Publisher: Cornell University Press
Number of pages: 312
Weight: 567 g
Dimensions: 235 x 156 x 19 mm
"Mosley (Univ. of North Carolina, Chapel Hill), author of books on labor rights and on global capital, offers an edited volume on methodological aspects of interviews in political science.... The content of this volume, in terms of the balance between positivist and interpretative-oriented approaches, mirrors the current state of the discipline, centered at the positivist end of the spectrum. The contributors address challenges associated with interview evidence: gaining access to interview subjects, sampling the right set of respondents, convincing others of the reliability and validity of interview data, and ensuring that research is conducted ethically. Summing Up: Recommended. Graduate and research collections." - Choice (January 2014)
"Apart from its value for filling a gap in the literature, this book has one additional merit: it reflects the epistemological diversity within the discipline, facilitating a dialogue between the positivist and interpretivist scholars. Overall, the book is a valuable source for understanding the key challenges behind interview-based research- such as ethics, sampling, validity, and reliability- and also contains practical advice for coping with interviews in the different stages of research." - Israel Solorio Sandoval, Political Studies Review (August 2016)

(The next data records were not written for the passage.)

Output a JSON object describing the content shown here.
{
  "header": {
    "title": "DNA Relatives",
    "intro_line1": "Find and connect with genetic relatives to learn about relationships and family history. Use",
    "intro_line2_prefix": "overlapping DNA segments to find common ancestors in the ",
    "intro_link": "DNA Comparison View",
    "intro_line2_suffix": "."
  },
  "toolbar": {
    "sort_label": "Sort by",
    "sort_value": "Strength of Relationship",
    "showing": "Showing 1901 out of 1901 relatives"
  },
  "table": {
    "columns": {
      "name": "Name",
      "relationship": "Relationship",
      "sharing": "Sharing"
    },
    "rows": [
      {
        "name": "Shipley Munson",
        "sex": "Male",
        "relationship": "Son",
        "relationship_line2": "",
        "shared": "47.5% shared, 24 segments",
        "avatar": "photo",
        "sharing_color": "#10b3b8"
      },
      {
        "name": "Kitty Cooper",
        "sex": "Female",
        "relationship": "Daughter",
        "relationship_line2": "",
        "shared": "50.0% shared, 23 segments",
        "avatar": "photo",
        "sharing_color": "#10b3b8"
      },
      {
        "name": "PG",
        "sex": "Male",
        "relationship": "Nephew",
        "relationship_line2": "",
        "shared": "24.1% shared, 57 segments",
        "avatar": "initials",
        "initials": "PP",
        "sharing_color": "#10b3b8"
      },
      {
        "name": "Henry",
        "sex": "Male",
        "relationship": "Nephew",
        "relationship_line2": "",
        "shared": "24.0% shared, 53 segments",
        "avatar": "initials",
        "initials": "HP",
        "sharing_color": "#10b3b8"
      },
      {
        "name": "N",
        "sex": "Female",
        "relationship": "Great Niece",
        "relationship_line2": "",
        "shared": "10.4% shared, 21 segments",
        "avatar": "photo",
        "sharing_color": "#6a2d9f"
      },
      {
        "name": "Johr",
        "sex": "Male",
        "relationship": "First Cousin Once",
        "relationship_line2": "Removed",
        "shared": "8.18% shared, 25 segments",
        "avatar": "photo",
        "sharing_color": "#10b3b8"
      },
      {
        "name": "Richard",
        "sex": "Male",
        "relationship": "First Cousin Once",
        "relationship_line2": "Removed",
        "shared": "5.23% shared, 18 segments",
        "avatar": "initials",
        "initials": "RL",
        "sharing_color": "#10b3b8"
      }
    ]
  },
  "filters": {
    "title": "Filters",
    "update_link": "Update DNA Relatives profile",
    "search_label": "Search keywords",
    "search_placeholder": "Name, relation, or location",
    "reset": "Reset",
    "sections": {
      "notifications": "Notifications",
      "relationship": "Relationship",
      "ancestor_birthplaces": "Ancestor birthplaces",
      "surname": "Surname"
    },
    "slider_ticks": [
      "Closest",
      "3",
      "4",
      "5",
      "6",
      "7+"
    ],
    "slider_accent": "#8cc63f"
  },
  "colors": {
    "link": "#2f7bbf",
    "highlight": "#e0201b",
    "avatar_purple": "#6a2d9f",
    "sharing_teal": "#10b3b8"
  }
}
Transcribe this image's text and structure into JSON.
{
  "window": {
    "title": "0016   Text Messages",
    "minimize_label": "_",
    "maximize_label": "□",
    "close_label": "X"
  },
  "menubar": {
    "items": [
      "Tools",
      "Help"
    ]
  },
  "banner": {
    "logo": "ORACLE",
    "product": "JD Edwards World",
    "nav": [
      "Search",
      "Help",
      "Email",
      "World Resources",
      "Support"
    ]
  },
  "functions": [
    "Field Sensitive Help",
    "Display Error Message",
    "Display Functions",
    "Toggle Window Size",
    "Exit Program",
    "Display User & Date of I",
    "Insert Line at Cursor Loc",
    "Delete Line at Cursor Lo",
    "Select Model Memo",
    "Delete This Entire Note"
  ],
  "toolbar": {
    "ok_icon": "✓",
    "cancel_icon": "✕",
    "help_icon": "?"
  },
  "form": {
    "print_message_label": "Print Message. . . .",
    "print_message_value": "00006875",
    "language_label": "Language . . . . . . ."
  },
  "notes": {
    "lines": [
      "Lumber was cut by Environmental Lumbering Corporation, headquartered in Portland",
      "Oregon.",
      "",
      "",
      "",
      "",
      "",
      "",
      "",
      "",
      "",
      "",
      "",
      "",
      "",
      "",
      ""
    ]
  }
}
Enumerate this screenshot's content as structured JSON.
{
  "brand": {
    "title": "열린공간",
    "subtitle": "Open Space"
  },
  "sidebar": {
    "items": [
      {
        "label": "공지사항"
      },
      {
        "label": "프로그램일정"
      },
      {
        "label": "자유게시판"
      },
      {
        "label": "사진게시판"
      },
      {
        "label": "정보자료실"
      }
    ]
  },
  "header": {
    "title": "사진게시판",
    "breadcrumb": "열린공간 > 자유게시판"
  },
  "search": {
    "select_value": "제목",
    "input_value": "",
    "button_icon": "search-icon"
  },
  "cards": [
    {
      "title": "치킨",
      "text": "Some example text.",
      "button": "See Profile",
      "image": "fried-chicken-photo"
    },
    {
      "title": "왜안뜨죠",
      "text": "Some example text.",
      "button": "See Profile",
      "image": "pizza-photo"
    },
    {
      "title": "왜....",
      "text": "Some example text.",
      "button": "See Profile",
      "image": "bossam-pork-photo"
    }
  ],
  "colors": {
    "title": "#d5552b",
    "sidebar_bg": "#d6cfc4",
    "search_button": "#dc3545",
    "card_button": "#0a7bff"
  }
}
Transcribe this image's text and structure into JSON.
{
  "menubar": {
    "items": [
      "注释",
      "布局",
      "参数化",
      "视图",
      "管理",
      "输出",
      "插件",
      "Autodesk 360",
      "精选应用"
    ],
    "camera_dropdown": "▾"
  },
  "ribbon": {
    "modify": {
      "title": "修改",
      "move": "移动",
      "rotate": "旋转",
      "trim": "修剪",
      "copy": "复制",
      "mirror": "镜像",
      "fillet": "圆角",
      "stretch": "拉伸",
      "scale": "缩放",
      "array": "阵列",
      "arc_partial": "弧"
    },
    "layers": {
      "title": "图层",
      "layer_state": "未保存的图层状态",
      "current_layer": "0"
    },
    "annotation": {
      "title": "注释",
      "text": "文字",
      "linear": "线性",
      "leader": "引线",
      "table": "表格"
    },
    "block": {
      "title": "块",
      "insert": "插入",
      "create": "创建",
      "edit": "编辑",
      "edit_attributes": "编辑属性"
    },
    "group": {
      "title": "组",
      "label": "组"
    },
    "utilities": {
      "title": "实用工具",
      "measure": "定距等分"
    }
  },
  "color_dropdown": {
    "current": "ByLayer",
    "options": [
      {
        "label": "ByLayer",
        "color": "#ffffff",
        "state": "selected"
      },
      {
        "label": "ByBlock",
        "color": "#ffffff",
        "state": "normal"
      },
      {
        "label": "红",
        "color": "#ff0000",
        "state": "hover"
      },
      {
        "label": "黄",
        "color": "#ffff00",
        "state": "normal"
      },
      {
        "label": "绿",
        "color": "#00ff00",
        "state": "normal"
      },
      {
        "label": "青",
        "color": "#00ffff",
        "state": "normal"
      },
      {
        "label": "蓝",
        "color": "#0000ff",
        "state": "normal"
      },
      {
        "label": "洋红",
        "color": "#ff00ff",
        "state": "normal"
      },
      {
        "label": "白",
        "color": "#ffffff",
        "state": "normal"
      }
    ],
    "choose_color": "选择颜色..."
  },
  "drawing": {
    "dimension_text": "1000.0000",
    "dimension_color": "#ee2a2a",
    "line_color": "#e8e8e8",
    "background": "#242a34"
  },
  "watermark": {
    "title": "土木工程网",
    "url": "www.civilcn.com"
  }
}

"Interview Research in Political Science is a timely and immensely valuable resource. Political scientists use interviews more than any other field research technique, yet interviews are a method that is rarely taught, and there's great demand for ideas and advice. The chapters contain imaginative, thoughtful, and savvy examples of ways in which experienced scholars use interviews, including how they prepare, how they conduct the interview, and how they incorporate what they learn into their research programs, often in combination with other methods. Within a general theme of seeking rigor in interview research, the book provides a range of perspectives and approaches, and usefully addresses topics including sampling strategies and ethical considerations. Although it is targeted to political science, colleagues in many other disciplines will also find much of benefit here."-Benjamin Read, University of California, Santa Cruz, author of Roots of the State: Neighborhood Organization and Social Networks in Beijing and Taipei